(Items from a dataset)
· · · ·

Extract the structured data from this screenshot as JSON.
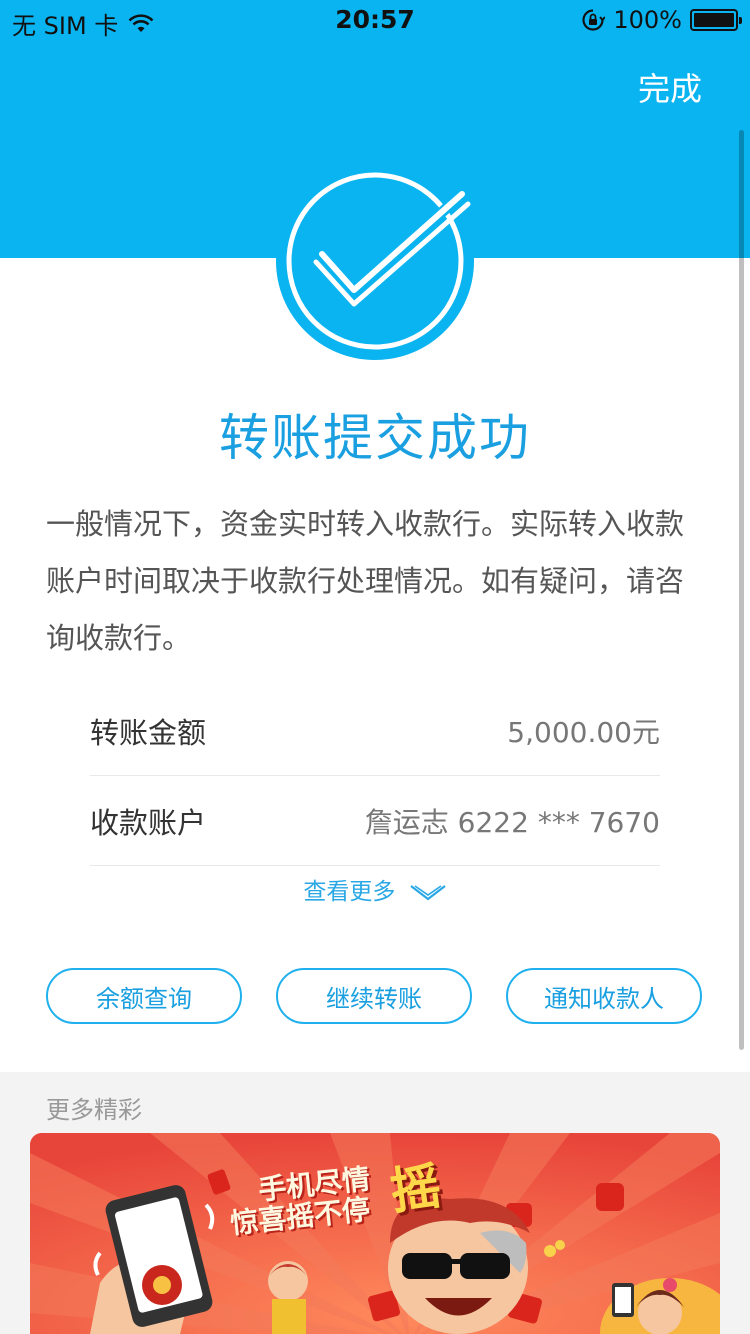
{
  "status_bar": {
    "carrier": "无 SIM 卡",
    "time": "20:57",
    "battery_percent": "100%"
  },
  "header": {
    "done_label": "完成"
  },
  "result": {
    "title": "转账提交成功",
    "description": "一般情况下，资金实时转入收款行。实际转入收款账户时间取决于收款行处理情况。如有疑问，请咨询收款行。"
  },
  "details": [
    {
      "label": "转账金额",
      "value": "5,000.00元"
    },
    {
      "label": "收款账户",
      "value": "詹运志 6222 *** 7670"
    }
  ],
  "view_more_label": "查看更多",
  "actions": [
    {
      "label": "余额查询"
    },
    {
      "label": "继续转账"
    },
    {
      "label": "通知收款人"
    }
  ],
  "more": {
    "section_title": "更多精彩",
    "banner": {
      "line1": "手机尽情",
      "line2": "惊喜摇不停",
      "highlight": "摇"
    }
  },
  "colors": {
    "primary": "#0ab4f1",
    "title_blue": "#1a9fe0",
    "banner_red": "#f06048"
  }
}
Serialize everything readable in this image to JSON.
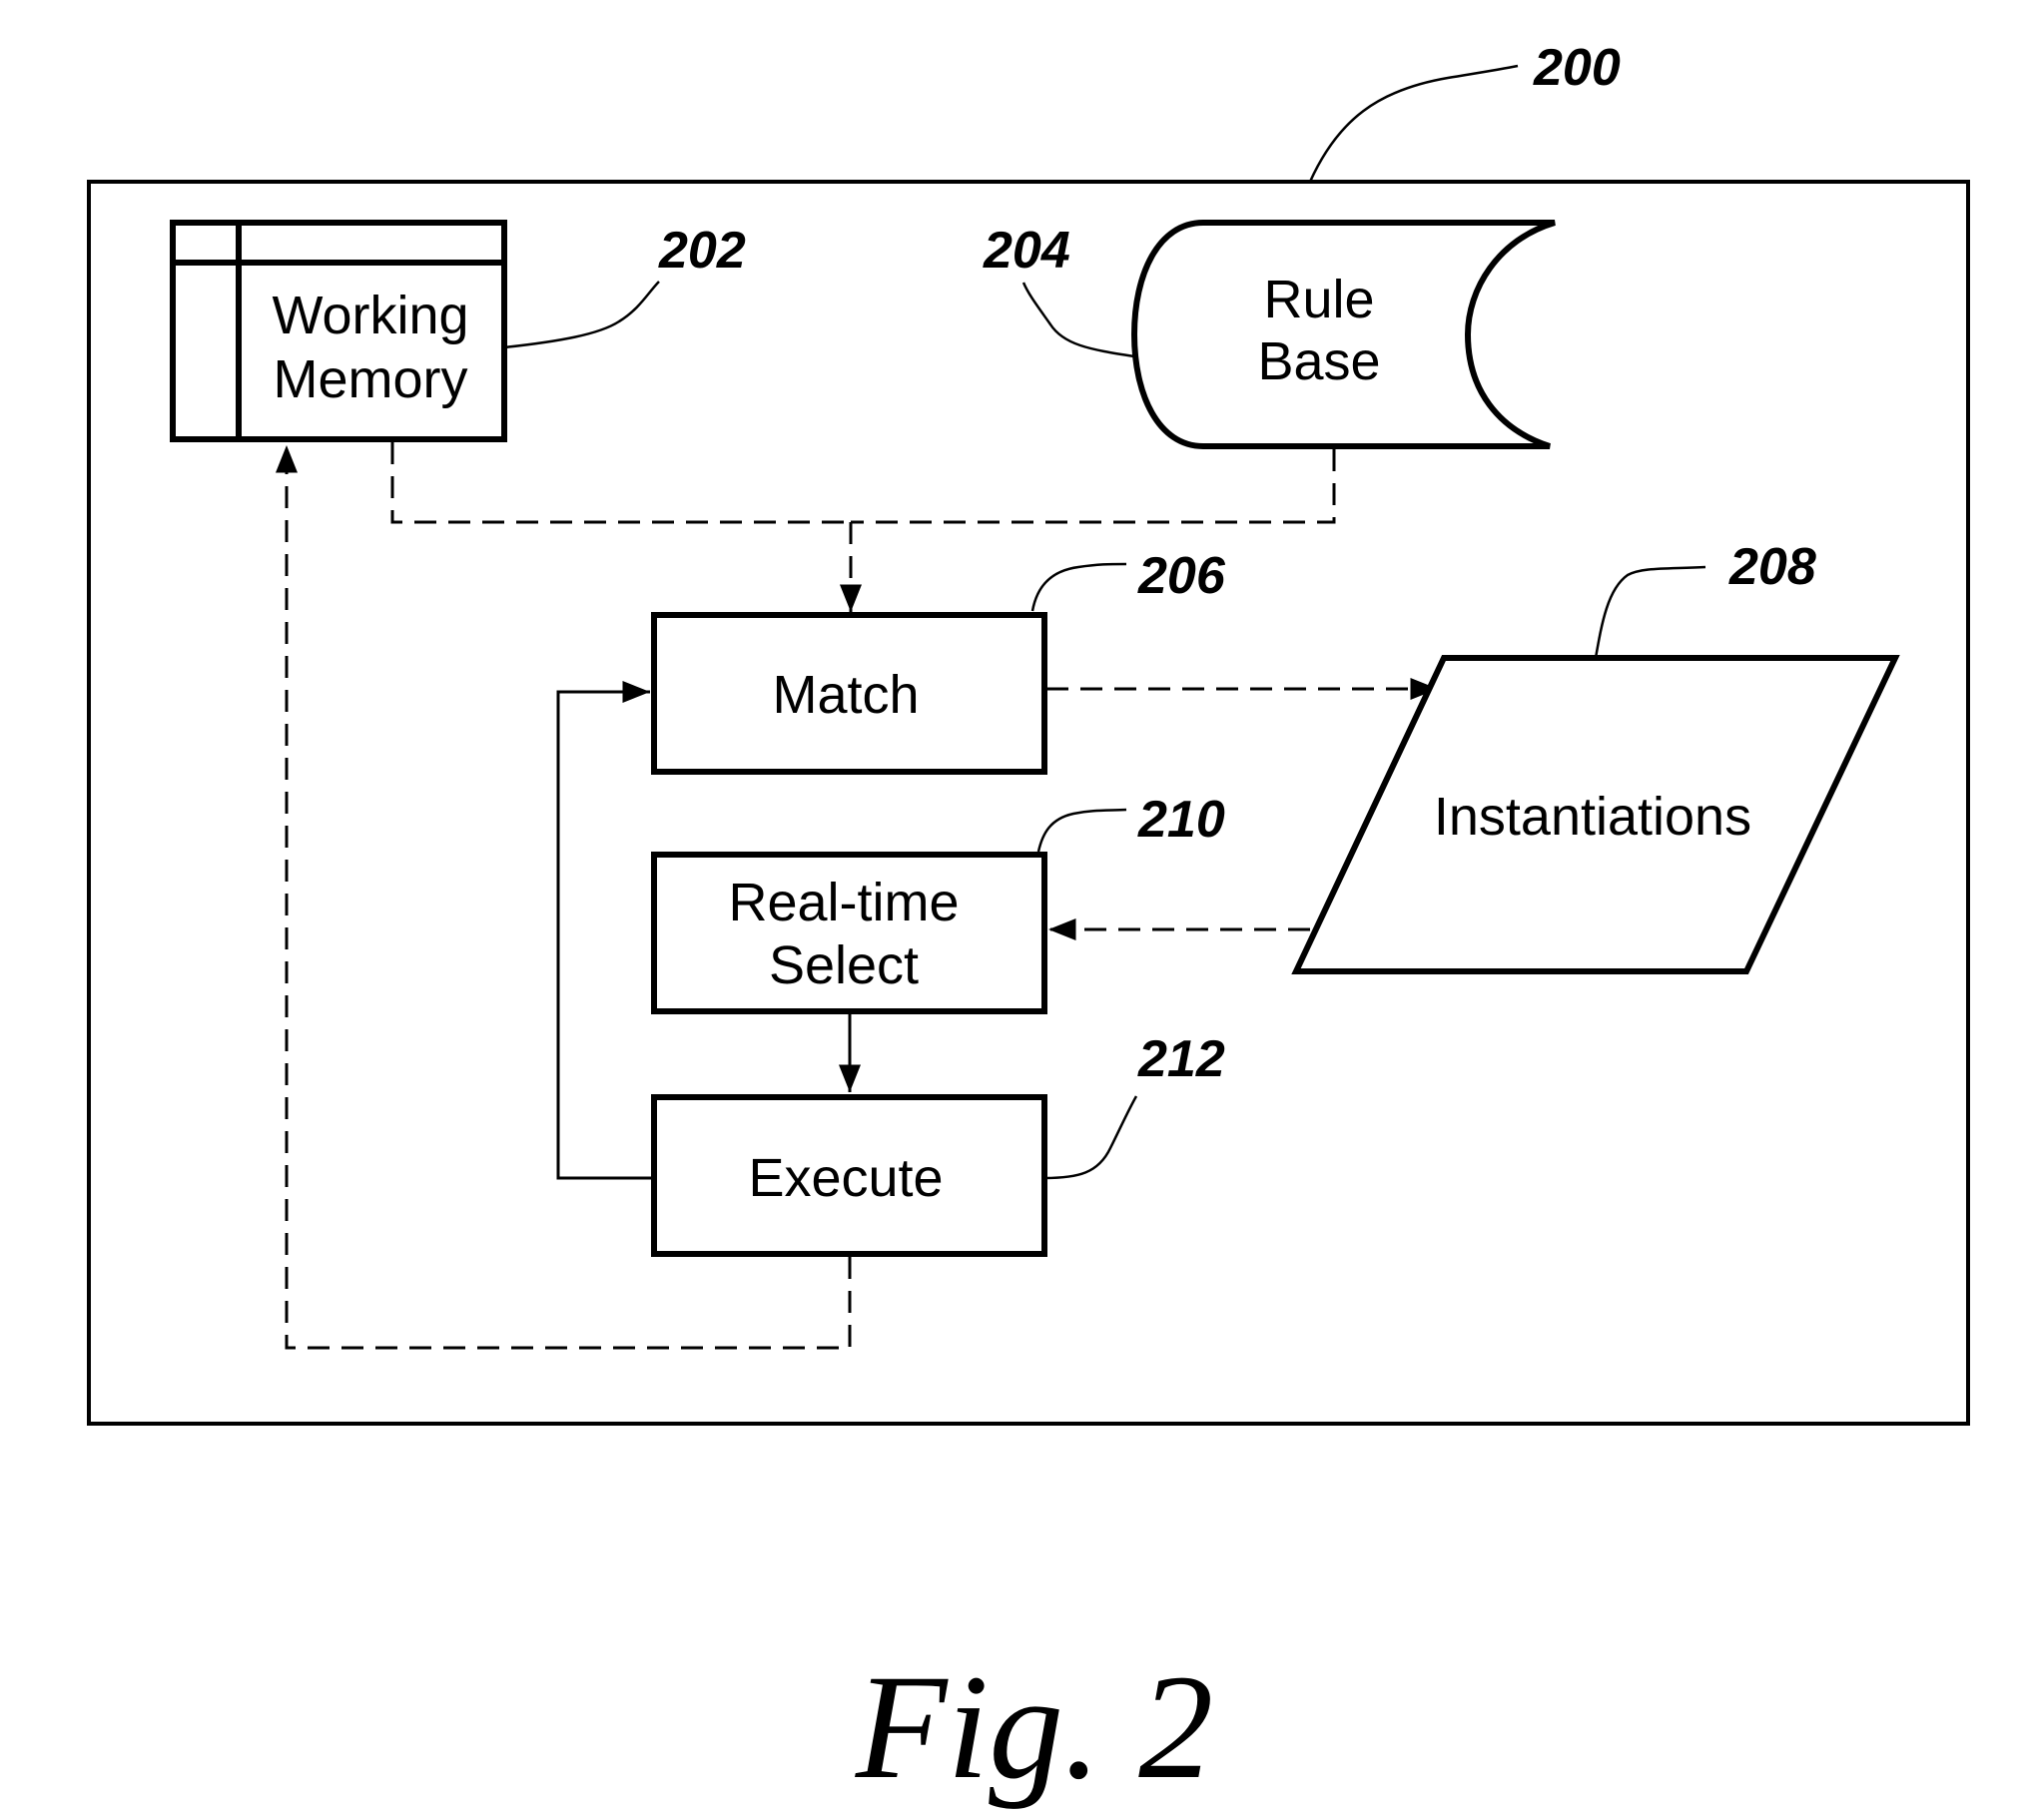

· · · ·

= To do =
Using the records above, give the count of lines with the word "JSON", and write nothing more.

= Exercise response =
2